━━ Exercise data ━━

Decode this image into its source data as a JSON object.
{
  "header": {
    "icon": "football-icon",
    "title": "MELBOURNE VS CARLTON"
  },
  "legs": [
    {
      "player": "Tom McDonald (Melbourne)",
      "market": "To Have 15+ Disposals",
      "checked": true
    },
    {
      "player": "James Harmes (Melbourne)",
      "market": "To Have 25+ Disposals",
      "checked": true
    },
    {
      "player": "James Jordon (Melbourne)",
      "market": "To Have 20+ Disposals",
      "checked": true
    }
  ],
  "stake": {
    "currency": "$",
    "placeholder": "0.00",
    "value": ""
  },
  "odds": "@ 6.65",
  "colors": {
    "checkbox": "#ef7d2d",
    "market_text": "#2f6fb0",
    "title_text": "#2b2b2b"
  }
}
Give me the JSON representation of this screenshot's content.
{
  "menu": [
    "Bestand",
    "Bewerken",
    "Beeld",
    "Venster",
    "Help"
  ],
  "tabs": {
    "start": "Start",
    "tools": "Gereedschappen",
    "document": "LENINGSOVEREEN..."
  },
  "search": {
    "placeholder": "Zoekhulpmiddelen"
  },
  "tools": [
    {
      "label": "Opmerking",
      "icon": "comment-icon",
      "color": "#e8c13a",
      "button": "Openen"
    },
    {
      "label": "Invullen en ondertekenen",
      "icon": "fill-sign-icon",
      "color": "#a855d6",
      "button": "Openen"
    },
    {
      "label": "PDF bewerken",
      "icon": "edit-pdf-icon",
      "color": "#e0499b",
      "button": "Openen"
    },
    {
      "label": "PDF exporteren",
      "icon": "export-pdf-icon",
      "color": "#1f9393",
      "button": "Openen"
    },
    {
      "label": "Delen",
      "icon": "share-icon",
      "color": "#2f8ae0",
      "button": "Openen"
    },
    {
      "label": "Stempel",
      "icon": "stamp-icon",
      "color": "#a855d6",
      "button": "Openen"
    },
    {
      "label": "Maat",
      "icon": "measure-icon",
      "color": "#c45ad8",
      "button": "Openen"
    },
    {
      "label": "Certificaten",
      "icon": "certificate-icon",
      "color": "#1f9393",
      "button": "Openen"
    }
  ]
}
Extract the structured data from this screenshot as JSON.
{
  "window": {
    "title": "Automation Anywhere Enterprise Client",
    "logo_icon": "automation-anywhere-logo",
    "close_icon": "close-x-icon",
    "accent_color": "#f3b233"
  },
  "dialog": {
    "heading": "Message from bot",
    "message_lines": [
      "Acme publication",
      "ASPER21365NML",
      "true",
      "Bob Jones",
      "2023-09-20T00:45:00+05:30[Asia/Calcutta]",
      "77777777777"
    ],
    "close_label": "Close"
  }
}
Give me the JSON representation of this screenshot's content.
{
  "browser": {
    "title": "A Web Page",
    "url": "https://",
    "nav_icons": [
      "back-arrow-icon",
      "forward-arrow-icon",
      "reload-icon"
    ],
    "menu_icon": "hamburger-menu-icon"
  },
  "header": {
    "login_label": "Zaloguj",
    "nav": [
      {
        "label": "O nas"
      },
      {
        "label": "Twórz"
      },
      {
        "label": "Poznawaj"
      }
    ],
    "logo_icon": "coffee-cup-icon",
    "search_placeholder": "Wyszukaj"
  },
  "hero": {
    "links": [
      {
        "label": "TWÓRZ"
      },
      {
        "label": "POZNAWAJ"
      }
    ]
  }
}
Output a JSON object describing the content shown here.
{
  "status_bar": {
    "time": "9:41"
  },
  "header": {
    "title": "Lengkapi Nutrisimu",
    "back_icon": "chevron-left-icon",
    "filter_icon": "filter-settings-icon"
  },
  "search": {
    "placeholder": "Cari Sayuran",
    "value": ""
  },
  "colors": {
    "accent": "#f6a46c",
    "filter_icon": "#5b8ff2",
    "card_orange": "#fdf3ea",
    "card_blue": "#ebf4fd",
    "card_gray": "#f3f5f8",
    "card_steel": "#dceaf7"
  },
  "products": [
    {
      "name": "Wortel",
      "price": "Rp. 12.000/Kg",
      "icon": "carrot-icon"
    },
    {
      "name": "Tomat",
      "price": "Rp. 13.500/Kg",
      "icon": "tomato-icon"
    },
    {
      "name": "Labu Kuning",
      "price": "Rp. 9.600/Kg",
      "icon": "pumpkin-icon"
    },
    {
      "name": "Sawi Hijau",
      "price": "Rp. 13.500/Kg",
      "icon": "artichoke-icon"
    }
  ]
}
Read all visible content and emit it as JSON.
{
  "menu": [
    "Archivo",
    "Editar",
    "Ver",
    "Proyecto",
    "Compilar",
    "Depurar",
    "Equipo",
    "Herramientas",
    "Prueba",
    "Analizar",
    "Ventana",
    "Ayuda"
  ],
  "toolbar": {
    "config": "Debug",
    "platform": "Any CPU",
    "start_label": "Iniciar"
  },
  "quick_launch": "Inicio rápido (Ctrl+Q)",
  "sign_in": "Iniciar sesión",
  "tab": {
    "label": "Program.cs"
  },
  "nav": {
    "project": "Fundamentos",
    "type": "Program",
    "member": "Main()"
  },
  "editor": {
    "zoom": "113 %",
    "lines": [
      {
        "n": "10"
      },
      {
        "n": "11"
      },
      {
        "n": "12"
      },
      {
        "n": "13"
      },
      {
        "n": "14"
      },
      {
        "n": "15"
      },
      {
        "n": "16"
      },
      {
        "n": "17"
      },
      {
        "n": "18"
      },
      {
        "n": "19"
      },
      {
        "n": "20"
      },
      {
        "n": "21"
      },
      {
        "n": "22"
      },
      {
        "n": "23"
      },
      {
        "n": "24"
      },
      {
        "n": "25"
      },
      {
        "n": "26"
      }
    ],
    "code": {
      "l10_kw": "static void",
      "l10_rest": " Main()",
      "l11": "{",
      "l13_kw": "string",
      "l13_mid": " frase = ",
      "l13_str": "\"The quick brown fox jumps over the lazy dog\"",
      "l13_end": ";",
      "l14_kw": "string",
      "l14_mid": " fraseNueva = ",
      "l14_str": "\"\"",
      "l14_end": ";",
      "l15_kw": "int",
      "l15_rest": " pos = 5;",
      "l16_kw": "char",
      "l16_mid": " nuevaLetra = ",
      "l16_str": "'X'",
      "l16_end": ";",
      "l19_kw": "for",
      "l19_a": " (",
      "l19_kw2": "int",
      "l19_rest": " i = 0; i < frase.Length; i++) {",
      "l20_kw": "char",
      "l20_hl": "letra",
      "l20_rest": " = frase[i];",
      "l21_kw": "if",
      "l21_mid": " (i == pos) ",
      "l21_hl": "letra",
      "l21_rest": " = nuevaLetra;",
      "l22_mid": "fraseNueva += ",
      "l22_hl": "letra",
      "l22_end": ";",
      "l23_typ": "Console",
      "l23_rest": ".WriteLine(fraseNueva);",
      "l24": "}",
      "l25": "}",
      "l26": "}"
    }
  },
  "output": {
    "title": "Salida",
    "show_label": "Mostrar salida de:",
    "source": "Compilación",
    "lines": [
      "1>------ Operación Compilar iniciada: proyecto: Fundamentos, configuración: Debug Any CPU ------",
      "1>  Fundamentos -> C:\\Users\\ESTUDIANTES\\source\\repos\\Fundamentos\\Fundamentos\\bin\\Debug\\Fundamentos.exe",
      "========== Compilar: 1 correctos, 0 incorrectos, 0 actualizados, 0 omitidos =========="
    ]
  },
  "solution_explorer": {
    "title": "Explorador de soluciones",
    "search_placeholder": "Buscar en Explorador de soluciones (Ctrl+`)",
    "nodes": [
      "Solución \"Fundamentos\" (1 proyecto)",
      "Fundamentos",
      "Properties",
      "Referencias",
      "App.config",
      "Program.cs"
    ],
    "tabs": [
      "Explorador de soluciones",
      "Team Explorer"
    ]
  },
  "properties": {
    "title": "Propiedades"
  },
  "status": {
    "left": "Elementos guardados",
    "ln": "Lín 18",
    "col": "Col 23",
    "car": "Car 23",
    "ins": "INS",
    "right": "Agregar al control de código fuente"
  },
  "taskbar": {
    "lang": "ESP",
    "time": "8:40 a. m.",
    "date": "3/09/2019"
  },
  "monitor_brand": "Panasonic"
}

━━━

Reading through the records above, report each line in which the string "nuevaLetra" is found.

• **Answer section**
      "l16_mid": " nuevaLetra = ",
      "l21_rest": " = nuevaLetra;",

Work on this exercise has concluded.